The average variable cost:
As in the traditional theory, the average variable cost of modern microeconomics includes the cost of:
(a) Direct labour which varies with output
(b) Raw materials
(c) Running expenses of machinery.
The SAVC in modern theory has a saucer-type shape, that is, it is broadly U-shaped but has a flat stretch over a range of output (figure 4.16). The flat stretch corresponds to the built-in-the-plant reserve capacity. Over this stretch the SAVC is equal to the MC, both being constant per unit of output. To the left of the flat stretch, MC lies below the SAVC, while to the right of the flat stretch the MC rises above the SAVC.
The falling part of the SAVC shows the reduction in costs due to the better utilization of the fixed factor and the consequent increase in skills and productivity of the variable factor (labour). With better skills the wastes in raw materials are also being reduced and a better utilization of the whole plant is reached.
The increasing part of the SAVC reflects reduction in labour productivity due to the longer hours of work, the increase in cost of labour due to overtime payment (which is higher than the current wage), the wastes in materials and the more frequent breakdown of machinery as the firm operates with overtime or with more shifts.
The innovation of modern microeconomics in this field is the theoretical establishment of a short-run SAVC curve with a flat stretch over a certain range of output. The reserve capacity makes it possible to have constant SAVC within a certain range of output (figure 4.18). It should be clear that this reserve capacity is planned in order to give the maximum flexibility in the operation of the firm. It is completely different from the excess capacity which arises with the U-shaped costs of the traditional theory of the firm.
The traditional theory assumes that each plant is designed without any flexibility; it is designed to produce optimally only a single level of output (XM in figure 4.17). If the firm produces an output X smaller than XM there is excess (unplanned) capacity, equal to the difference XM – X. This excess capacity is obviously undesirable because it leads to higher unit costs.
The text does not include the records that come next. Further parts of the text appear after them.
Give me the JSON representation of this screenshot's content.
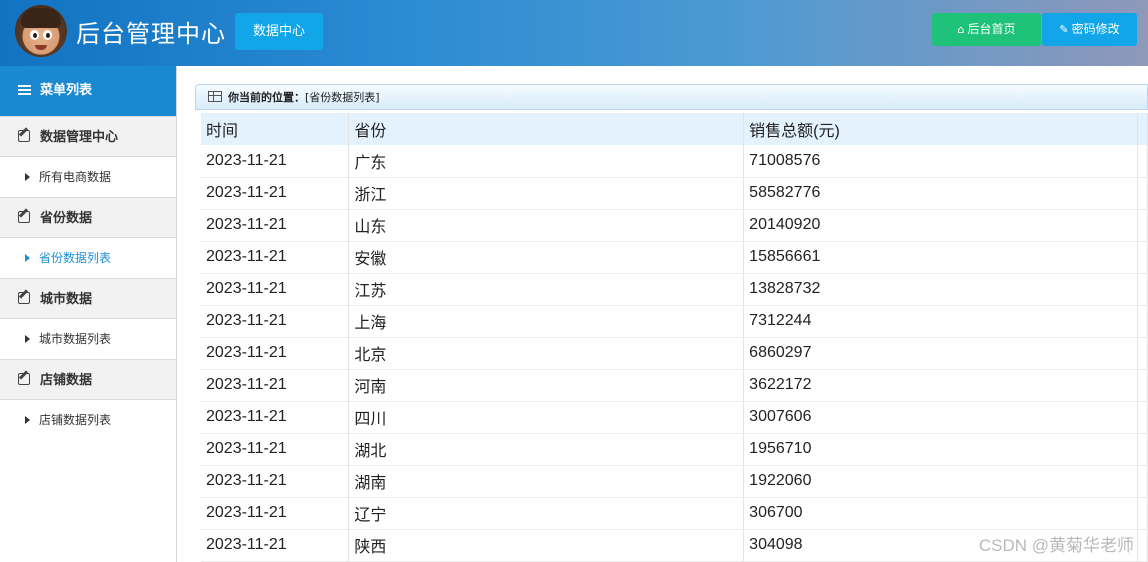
{
  "header": {
    "title": "后台管理中心",
    "data_center_label": "数据中心",
    "home_label": "后台首页",
    "password_label": "密码修改",
    "colors": {
      "home_button": "#1fc279",
      "blue_button": "#12a6e8"
    }
  },
  "sidebar": {
    "menu_title": "菜单列表",
    "groups": [
      {
        "title": "数据管理中心",
        "items": [
          {
            "label": "所有电商数据"
          }
        ]
      },
      {
        "title": "省份数据",
        "items": [
          {
            "label": "省份数据列表",
            "active": true
          }
        ]
      },
      {
        "title": "城市数据",
        "items": [
          {
            "label": "城市数据列表"
          }
        ]
      },
      {
        "title": "店铺数据",
        "items": [
          {
            "label": "店铺数据列表"
          }
        ]
      }
    ]
  },
  "breadcrumb": {
    "prefix": "你当前的位置：",
    "location": "[省份数据列表]"
  },
  "table": {
    "columns": [
      "时间",
      "省份",
      "销售总额(元)"
    ],
    "rows": [
      [
        "2023-11-21",
        "广东",
        "71008576"
      ],
      [
        "2023-11-21",
        "浙江",
        "58582776"
      ],
      [
        "2023-11-21",
        "山东",
        "20140920"
      ],
      [
        "2023-11-21",
        "安徽",
        "15856661"
      ],
      [
        "2023-11-21",
        "江苏",
        "13828732"
      ],
      [
        "2023-11-21",
        "上海",
        "7312244"
      ],
      [
        "2023-11-21",
        "北京",
        "6860297"
      ],
      [
        "2023-11-21",
        "河南",
        "3622172"
      ],
      [
        "2023-11-21",
        "四川",
        "3007606"
      ],
      [
        "2023-11-21",
        "湖北",
        "1956710"
      ],
      [
        "2023-11-21",
        "湖南",
        "1922060"
      ],
      [
        "2023-11-21",
        "辽宁",
        "306700"
      ],
      [
        "2023-11-21",
        "陕西",
        "304098"
      ]
    ]
  },
  "watermark": "CSDN @黄菊华老师"
}
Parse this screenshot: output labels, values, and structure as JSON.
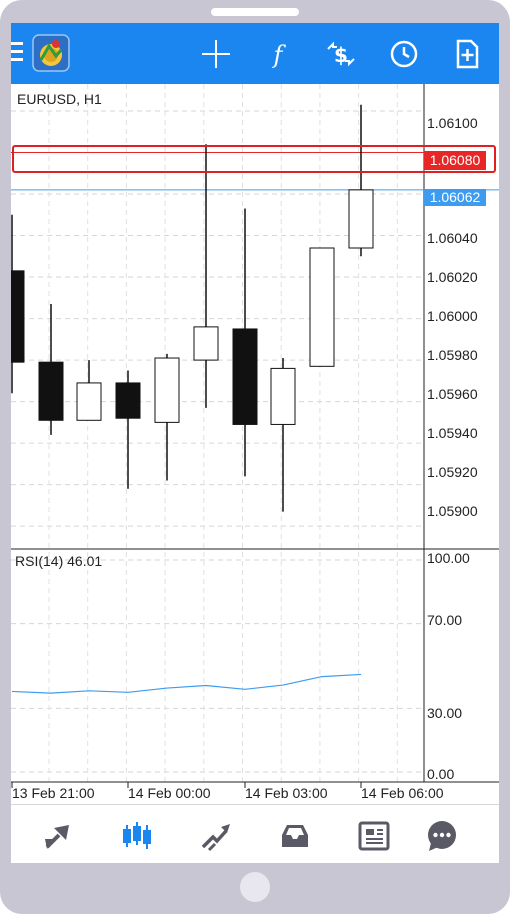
{
  "toolbar": {
    "icons": [
      "menu-icon",
      "metatrader-logo",
      "crosshair-icon",
      "indicators-icon",
      "trade-icon",
      "timeframe-clock-icon",
      "add-object-icon"
    ],
    "accent_color": "#1b86f0"
  },
  "chart": {
    "symbol_label": "EURUSD, H1",
    "price_ticks": [
      "1.06100",
      "1.06040",
      "1.06020",
      "1.06000",
      "1.05980",
      "1.05960",
      "1.05940",
      "1.05920",
      "1.05900"
    ],
    "highlighted_price": "1.06080",
    "bid_price": "1.06062",
    "time_ticks": [
      "13 Feb 21:00",
      "14 Feb 00:00",
      "14 Feb 03:00",
      "14 Feb 06:00"
    ],
    "highlight_color": "#e82626",
    "bid_color": "#3d9cf0"
  },
  "rsi": {
    "label": "RSI(14) 46.01",
    "levels": [
      "100.00",
      "70.00",
      "30.00",
      "0.00"
    ],
    "line_color": "#3d9cf0"
  },
  "chart_data": {
    "type": "candlestick",
    "candles": [
      {
        "open": 1.06023,
        "high": 1.0605,
        "low": 1.05964,
        "close": 1.05979
      },
      {
        "open": 1.05979,
        "high": 1.06007,
        "low": 1.05944,
        "close": 1.05951
      },
      {
        "open": 1.05951,
        "high": 1.0598,
        "low": 1.05955,
        "close": 1.05969
      },
      {
        "open": 1.05969,
        "high": 1.05975,
        "low": 1.05918,
        "close": 1.05952
      },
      {
        "open": 1.0595,
        "high": 1.05983,
        "low": 1.05922,
        "close": 1.05981
      },
      {
        "open": 1.0598,
        "high": 1.06084,
        "low": 1.05957,
        "close": 1.05996
      },
      {
        "open": 1.05995,
        "high": 1.06053,
        "low": 1.05924,
        "close": 1.05949
      },
      {
        "open": 1.05949,
        "high": 1.05981,
        "low": 1.05907,
        "close": 1.05976
      },
      {
        "open": 1.05977,
        "high": 1.06034,
        "low": 1.05977,
        "close": 1.06034
      },
      {
        "open": 1.06034,
        "high": 1.06103,
        "low": 1.0603,
        "close": 1.06062
      }
    ],
    "ylim": [
      1.05889,
      1.06113
    ],
    "rsi_values": [
      38.0,
      37.2,
      38.3,
      37.6,
      39.6,
      40.8,
      39.0,
      41.0,
      45.0,
      46.01
    ],
    "rsi_ylim": [
      0,
      100
    ]
  },
  "bottom_nav": {
    "icons": [
      "quotes-icon",
      "chart-icon",
      "trade-icon",
      "history-icon",
      "news-icon",
      "chat-icon"
    ],
    "active": "chart-icon",
    "active_color": "#1b86f0"
  }
}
In the modern theory of costs the range of output X1X2 in figure 4.18 reflects the planned reserve capacity which does not lead to increases in costs. The firm anticipates using its plant sometimes closer to X1 and at others closer to X2. On the average the entrepreneur expects to operate his plant within the X1X2 range.
Usually firms consider that the ‘normal’ level of utilization of their plant is somewhere between two-thirds and three-quarters of their capacity, that is, at a point closer to X2 than to X1. The level of utilization of the plant which firms consider as ‘normal’ is called ‘the load factor’ of the plant.
The average total cost:
The average total cost is obtained by adding the average fixed (inclusive of the normal profit) and the average variable costs at each level of output. The ATC is shown in figure 4.19. The A TC curve falls continuously up to the level of output (X2) at which the reserve capacity is exhausted. Beyond that level ATC will start rising. The MC will intersect the average total-cost curve at its minimum point (which occurs to the right of the level of output XA, at which the flat stretch of the AVC ends).
The composition of the short-run total costs may be schematically presented as follows:
Thus over the range of reserve capacity we have MC = AVC = b1, while the ATC falls continuously over this range (figure 4.21). Note that the above total-cost function does not extend to the increasing part of costs, that is, it does not apply to ranges of output beyond the reserve capacity of the firm.